• **EXERCISE DESCRIPTION**:
Give back every line of the material below that has the string "JSON".

● ● ● ● ● ● ●

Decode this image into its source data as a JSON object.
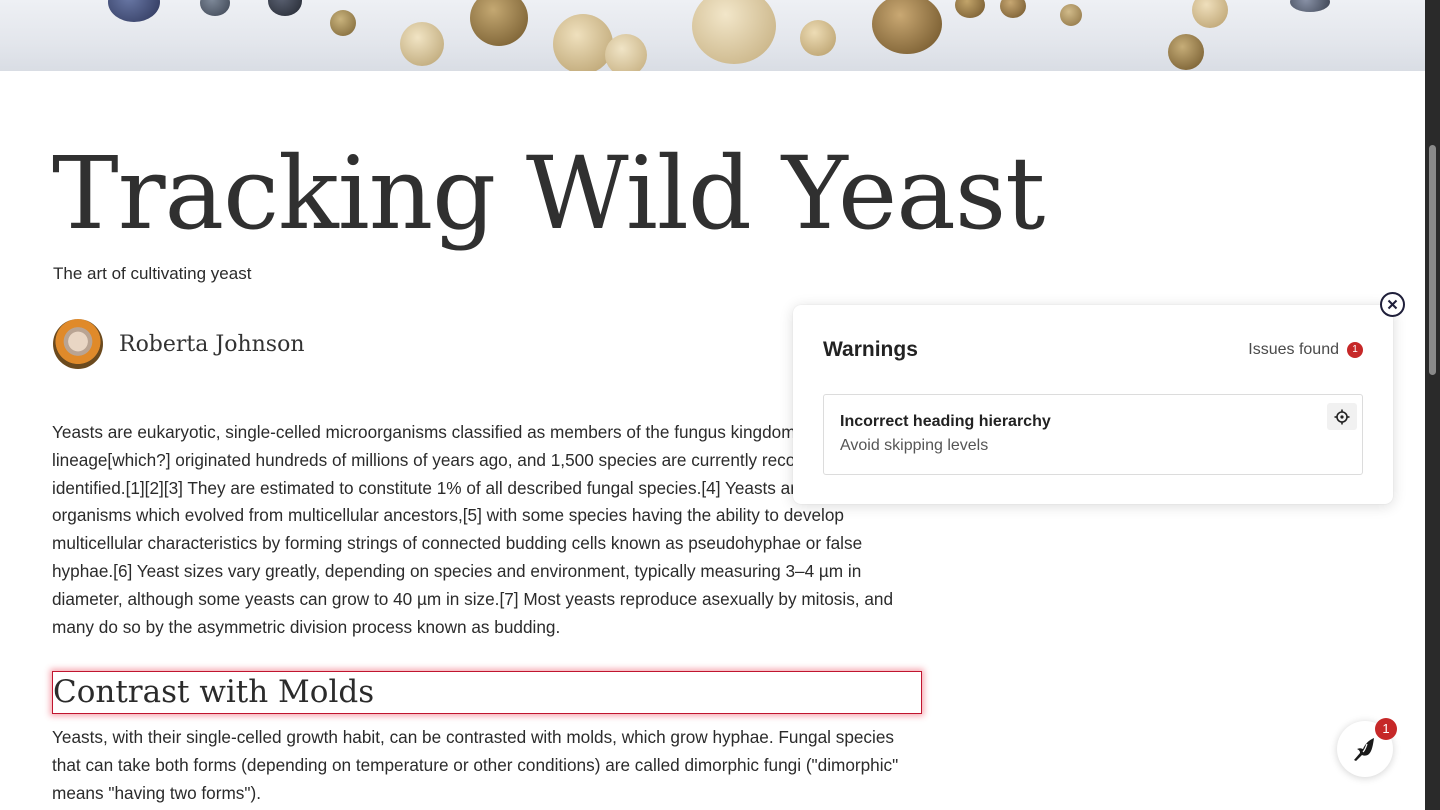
{
  "hero": {
    "image": "yeast-balls-photo"
  },
  "article": {
    "title": "Tracking Wild Yeast",
    "subtitle": "The art of cultivating yeast",
    "author": {
      "name": "Roberta Johnson",
      "avatar": "author-avatar-photo"
    },
    "paragraph1": "Yeasts are eukaryotic, single-celled microorganisms classified as members of the fungus kingdom. The first yeast lineage[which?] originated hundreds of millions of years ago, and 1,500 species are currently recognized as identified.[1][2][3] They are estimated to constitute 1% of all described fungal species.[4] Yeasts are unicellular organisms which evolved from multicellular ancestors,[5] with some species having the ability to develop multicellular characteristics by forming strings of connected budding cells known as pseudohyphae or false hyphae.[6] Yeast sizes vary greatly, depending on species and environment, typically measuring 3–4 µm in diameter, although some yeasts can grow to 40 µm in size.[7] Most yeasts reproduce asexually by mitosis, and many do so by the asymmetric division process known as budding.",
    "heading2": "Contrast with Molds",
    "paragraph2": "Yeasts, with their single-celled growth habit, can be contrasted with molds, which grow hyphae. Fungal species that can take both forms (depending on temperature or other conditions) are called dimorphic fungi (\"dimorphic\" means \"having two forms\")."
  },
  "warnings_panel": {
    "title": "Warnings",
    "issues_label": "Issues found",
    "issues_count": "1",
    "issues": [
      {
        "title": "Incorrect heading hierarchy",
        "description": "Avoid skipping levels"
      }
    ]
  },
  "fab": {
    "badge": "1",
    "icon": "bird-icon"
  },
  "colors": {
    "highlight": "#c0152f",
    "badge": "#c62828"
  }
}
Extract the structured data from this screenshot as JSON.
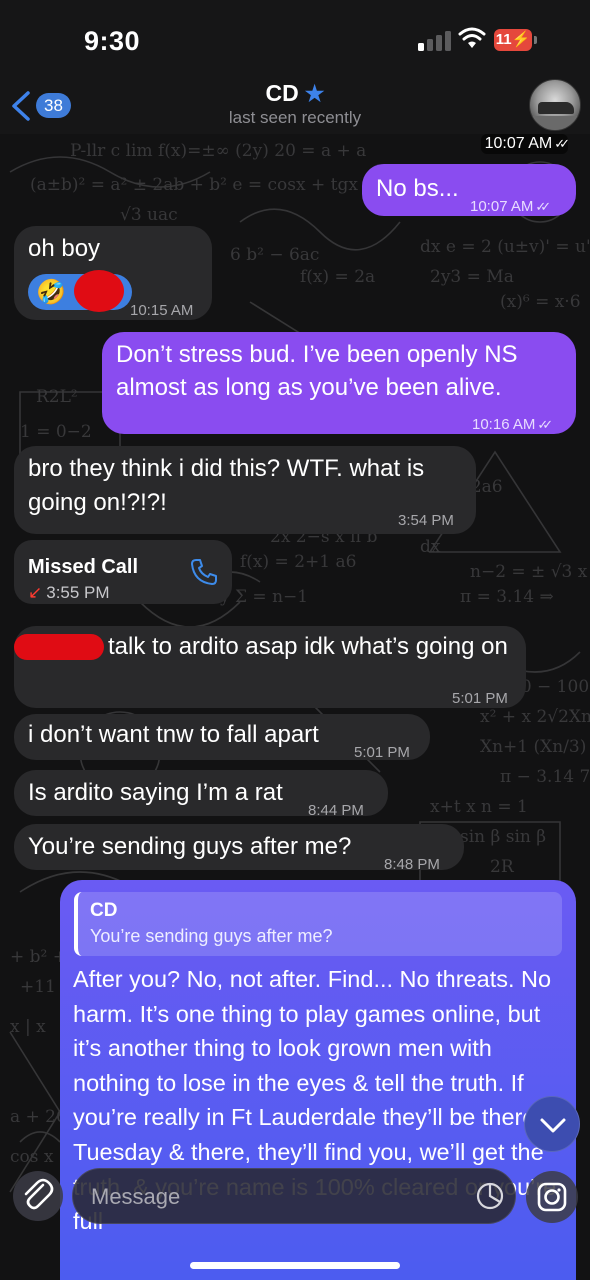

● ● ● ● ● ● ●

• **SOLUTION BELOW**:
Decode this image into its source data as a JSON object.
Extract the structured data from this screenshot as JSON.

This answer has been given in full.